"So, you liked that book?" I said.
"Yeah," he replied. "I loved it."
"What did you like about it?" My tone was skeptical. He hesitated, more concerned with oncoming traffic than my attempted literary discussion. I tried prompting. "The writing?"
"Yeah," he said. "I thought the writing was great. And the characters -- I thought they were really well-developed. I cared about them."
That's when my Inner Writer Snob really emerged.
"Really?" I said. "But I thought they were so un-relatable! I mean, having three different protagonists made me not feel that connected to any of them..." My father swerved double parked cars and pedestrians on Coney Island Avenue as I droned on.
Thing is, my dad was not the only person to like this book, which, I may as well tell you, is Jeffrey Eugenides' recent novel, The Marriage Plot: his company includes critics at most American media and the larger part of the literary world. And, hell, I liked it too. I laughed, I connected, I read it on the beach and the subway without losing focus. Is it flawed? Of course. But is it well written, perfectly readable, "good" fiction? Totally.
So, why was I so determined to rip it apart?
I'm sure there was some jealousy involved -- the same toxic motive that makes me watch Girls with a straight back and a scowl, while my stockbroker brother literally slaps his middle-aged knee from laughing so hard. I wish I had Eugenides' success and talent, just as I wish I had Dunham's, and that covetous reflex can make me less inclined to appreciate their work.
But, two months after receiving my MFA in Creative Writing, I suspect another ingredient: a habit formed during my three years of graduate education, a habit that, if one wanted to be really pretentious (who, me?) and label, one might call Chronic Negativity Syndrome.

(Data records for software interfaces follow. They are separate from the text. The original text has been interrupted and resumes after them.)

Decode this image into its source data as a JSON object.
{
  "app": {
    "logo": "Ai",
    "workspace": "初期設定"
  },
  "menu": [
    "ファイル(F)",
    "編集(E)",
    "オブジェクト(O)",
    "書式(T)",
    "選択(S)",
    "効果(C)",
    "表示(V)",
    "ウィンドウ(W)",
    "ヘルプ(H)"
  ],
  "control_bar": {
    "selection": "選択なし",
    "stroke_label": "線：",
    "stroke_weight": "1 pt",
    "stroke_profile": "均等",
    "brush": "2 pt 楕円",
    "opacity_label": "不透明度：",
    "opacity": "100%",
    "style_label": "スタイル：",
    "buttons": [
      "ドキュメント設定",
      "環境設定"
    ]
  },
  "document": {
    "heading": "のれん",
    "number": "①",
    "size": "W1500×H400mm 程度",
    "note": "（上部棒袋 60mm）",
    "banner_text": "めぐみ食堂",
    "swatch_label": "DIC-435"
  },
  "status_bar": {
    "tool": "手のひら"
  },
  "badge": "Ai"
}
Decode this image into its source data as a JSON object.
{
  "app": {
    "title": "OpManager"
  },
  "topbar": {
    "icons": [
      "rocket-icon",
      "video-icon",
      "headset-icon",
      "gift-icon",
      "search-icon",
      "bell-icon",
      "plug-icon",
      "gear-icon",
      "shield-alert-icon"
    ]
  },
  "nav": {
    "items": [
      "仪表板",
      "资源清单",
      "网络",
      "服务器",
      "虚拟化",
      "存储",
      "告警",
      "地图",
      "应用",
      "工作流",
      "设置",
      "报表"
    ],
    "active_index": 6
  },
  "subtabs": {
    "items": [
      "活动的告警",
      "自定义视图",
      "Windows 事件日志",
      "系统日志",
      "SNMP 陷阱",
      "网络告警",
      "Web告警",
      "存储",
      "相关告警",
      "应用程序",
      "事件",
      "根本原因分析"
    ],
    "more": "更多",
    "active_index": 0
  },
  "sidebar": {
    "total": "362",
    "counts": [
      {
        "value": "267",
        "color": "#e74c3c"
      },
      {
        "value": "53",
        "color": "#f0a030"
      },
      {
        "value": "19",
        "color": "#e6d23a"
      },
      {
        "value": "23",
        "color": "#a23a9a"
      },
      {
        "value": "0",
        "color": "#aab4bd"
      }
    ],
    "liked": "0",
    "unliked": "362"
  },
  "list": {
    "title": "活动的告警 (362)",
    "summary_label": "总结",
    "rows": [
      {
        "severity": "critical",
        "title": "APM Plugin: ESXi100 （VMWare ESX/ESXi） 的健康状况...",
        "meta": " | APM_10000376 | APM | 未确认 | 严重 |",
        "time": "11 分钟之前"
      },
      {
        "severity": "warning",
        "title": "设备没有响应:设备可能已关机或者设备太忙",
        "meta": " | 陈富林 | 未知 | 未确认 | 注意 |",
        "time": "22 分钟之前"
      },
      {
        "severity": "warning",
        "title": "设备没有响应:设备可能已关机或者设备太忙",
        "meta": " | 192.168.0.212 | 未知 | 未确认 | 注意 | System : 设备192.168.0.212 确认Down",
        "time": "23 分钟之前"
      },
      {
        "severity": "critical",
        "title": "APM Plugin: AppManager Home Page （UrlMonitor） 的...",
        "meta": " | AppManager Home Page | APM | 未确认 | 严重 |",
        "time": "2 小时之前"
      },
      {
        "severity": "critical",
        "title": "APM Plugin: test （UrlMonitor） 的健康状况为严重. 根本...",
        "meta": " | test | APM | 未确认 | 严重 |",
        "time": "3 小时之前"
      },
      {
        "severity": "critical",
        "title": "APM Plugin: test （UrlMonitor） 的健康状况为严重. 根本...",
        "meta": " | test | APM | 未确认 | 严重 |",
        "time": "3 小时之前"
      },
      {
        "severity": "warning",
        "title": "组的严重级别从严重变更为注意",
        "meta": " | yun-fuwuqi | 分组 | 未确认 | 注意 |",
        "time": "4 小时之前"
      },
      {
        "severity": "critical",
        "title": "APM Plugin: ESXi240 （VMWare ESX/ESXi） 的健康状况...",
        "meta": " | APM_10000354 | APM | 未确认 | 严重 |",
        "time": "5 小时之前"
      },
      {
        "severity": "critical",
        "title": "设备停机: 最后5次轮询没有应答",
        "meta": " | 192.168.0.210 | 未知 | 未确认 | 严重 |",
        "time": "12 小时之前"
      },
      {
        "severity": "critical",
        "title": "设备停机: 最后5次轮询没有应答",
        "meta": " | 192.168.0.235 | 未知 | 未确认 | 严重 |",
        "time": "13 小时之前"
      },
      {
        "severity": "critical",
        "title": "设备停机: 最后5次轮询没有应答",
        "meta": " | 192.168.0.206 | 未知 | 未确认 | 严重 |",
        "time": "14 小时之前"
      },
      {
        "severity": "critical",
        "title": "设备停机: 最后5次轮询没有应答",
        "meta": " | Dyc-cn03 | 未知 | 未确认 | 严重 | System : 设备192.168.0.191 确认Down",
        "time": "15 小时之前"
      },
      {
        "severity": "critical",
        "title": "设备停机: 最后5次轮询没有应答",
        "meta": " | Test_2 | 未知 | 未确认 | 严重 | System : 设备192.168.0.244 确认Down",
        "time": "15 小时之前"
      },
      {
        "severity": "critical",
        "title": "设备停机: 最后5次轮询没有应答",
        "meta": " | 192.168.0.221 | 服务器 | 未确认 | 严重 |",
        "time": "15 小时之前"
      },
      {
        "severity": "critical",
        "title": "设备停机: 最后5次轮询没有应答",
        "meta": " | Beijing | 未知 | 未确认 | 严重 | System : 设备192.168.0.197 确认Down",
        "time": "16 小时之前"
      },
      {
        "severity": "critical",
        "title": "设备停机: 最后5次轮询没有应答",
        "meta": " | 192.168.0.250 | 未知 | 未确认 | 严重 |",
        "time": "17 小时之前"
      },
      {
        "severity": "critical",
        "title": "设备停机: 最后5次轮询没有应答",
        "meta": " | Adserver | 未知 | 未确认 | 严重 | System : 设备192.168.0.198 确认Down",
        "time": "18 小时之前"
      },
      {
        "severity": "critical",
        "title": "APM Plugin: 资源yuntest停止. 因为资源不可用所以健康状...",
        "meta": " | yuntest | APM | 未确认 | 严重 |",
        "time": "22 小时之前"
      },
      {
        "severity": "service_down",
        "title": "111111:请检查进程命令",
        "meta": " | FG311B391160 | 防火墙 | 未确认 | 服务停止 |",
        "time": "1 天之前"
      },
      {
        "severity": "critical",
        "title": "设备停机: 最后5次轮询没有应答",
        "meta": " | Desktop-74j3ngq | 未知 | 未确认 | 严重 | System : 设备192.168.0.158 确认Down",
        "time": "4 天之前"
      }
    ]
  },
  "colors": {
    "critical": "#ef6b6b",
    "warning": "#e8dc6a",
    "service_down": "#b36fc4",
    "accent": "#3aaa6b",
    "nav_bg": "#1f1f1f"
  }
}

I want to tell you, before I go on, that my overall MFA experience was positive: I feel firmly that these three past years have been, for the most part, well spent. (Though, of course, that doesn't mean I couldn't deliver a lengthy list of complaints we've all heard a hundred times before: the lack of focus on book-length work, the inter-faculty drama, the minimal discussion of publishing industry realities. Etc.)
But I'm also starting to recognize another, more fundamental problem with the MFA culture. The point of the workshop is critique: to look at a piece of art and enumerate all the things wrong with it, all the things that could be done differently, all the ways in which it falls short. Sure, most workshops start out with a few minutes of positive reinforcement, the requisite comments about what character "really resonated" or what language was "really beautiful." But the raison d'etre of the whole exercise is to tear the thing apart, such that we find ourselves manufacturing criticism for work to which, in a different context, we might have an entirely favorable response.
There's some good in that: as writers, we need to be aware of the myriad ways in which our work can be read; weeding out the useful from the non-useful is an important skill, as is reading closely for what might be improved.
But it can be a slippery slope.
Recently, I had a conversation with a colleague from my program; one of those incredulous chats about the ceaseless stream of rejections that literary magazines send our way.
"I don't understand," I said. "I see stuff published all the time that I don't think is as good as yours."
I know. Easy for me to say: I like my friend, and her work, and my totally subjective opinion is just that: totally subjective. As, of course, are those of the people who read slush at literary magazines. I know because, like many MFA students, I was one of them: most publications are edited by students, and often, the people reading through those slush piles are a mix of graduates and undergraduates, people with a wide range of talent and experience reading and writing literature.
And, as students of creative writing, people who have an engrained eye to look for flaws.
Again, it's necessary: magazines can't publish all the pages they receive, you need some way to winnow the stuff, and inevitably, finding what's wrong figures in.
But so often, students -- myself included -- would wade into such extensive discussion of a story or essay or poem's technical woes, we'd lose sight of the work's emotional power. It sometimes felt as though we were holding submissions to an impossible standard, a standard of perfection.
And as we know, when it comes to art, there's no such thing. We don't strive to be perfect, we strive to connect, to provoke, to raise difficult questions without offering simple answers, to make something beautiful that matters to someone besides ourselves.
What makes art "successful" isn't a uniformly positive response: it's the ability to do any one of those things. I think my MFA helped move me closer to those goals as a writer. But as a reader, I fear, it's moved me farther away from the ability to recognize their achievement.